[Opening Exercise input section]

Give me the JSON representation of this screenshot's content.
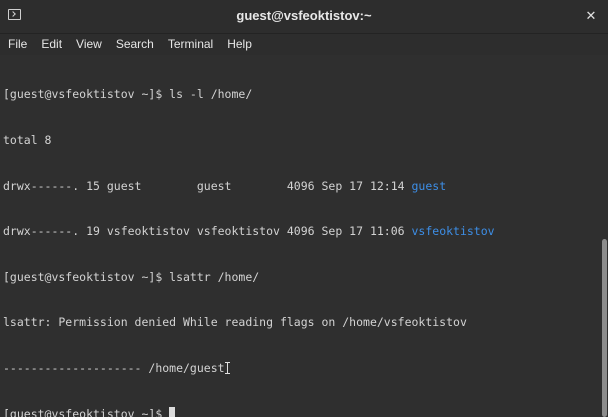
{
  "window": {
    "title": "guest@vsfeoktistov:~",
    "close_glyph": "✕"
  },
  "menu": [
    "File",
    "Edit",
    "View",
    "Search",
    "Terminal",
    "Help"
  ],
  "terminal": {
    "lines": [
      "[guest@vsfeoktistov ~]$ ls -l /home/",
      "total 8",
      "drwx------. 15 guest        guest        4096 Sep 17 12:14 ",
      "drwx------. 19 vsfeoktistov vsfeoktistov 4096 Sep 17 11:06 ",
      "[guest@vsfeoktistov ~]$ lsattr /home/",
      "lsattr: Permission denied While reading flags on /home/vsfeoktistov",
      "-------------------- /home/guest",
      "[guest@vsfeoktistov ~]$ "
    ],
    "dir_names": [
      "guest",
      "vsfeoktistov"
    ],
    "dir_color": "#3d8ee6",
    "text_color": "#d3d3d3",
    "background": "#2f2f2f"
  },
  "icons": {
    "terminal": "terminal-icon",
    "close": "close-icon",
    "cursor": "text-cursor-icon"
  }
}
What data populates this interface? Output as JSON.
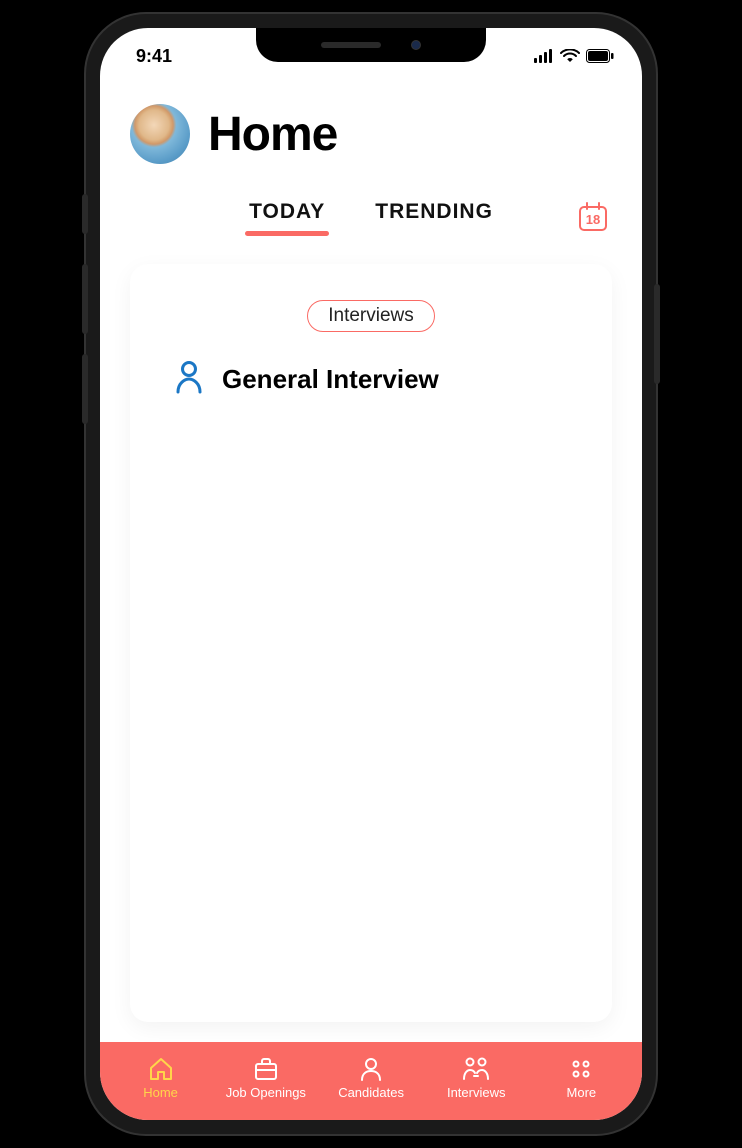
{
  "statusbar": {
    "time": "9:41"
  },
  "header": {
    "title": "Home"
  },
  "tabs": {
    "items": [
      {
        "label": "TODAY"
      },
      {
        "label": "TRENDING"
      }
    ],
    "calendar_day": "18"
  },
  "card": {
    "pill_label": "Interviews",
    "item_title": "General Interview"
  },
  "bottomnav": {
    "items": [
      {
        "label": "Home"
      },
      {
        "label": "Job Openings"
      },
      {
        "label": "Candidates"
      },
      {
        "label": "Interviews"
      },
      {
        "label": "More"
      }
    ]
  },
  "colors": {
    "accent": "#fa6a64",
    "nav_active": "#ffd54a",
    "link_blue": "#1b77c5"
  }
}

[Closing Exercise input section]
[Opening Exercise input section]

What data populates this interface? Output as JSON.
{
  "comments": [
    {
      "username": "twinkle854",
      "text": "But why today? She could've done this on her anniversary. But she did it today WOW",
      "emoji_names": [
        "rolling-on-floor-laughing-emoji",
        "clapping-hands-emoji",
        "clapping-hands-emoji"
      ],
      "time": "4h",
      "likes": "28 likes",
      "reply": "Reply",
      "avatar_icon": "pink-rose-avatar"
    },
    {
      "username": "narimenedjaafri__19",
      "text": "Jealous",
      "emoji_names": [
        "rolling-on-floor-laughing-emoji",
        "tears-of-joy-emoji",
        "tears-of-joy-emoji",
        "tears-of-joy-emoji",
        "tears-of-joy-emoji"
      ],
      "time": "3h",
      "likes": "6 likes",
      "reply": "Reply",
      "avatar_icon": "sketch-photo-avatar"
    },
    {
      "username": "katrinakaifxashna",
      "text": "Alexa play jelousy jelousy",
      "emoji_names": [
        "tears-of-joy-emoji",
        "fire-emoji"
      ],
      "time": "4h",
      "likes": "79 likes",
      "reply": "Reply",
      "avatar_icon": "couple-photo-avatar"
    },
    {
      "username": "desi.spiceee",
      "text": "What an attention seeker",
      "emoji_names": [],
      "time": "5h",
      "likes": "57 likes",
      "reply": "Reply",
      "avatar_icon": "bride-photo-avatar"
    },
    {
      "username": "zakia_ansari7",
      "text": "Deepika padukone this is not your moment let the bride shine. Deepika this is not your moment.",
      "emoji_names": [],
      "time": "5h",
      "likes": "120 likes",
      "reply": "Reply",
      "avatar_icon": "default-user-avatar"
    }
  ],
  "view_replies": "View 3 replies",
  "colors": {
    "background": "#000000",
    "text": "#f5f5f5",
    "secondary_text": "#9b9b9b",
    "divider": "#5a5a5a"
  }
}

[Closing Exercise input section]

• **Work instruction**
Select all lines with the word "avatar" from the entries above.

• **Result of this exercise**
      "avatar_icon": "pink-rose-avatar"
      "avatar_icon": "sketch-photo-avatar"
      "avatar_icon": "couple-photo-avatar"
      "avatar_icon": "bride-photo-avatar"
      "avatar_icon": "default-user-avatar"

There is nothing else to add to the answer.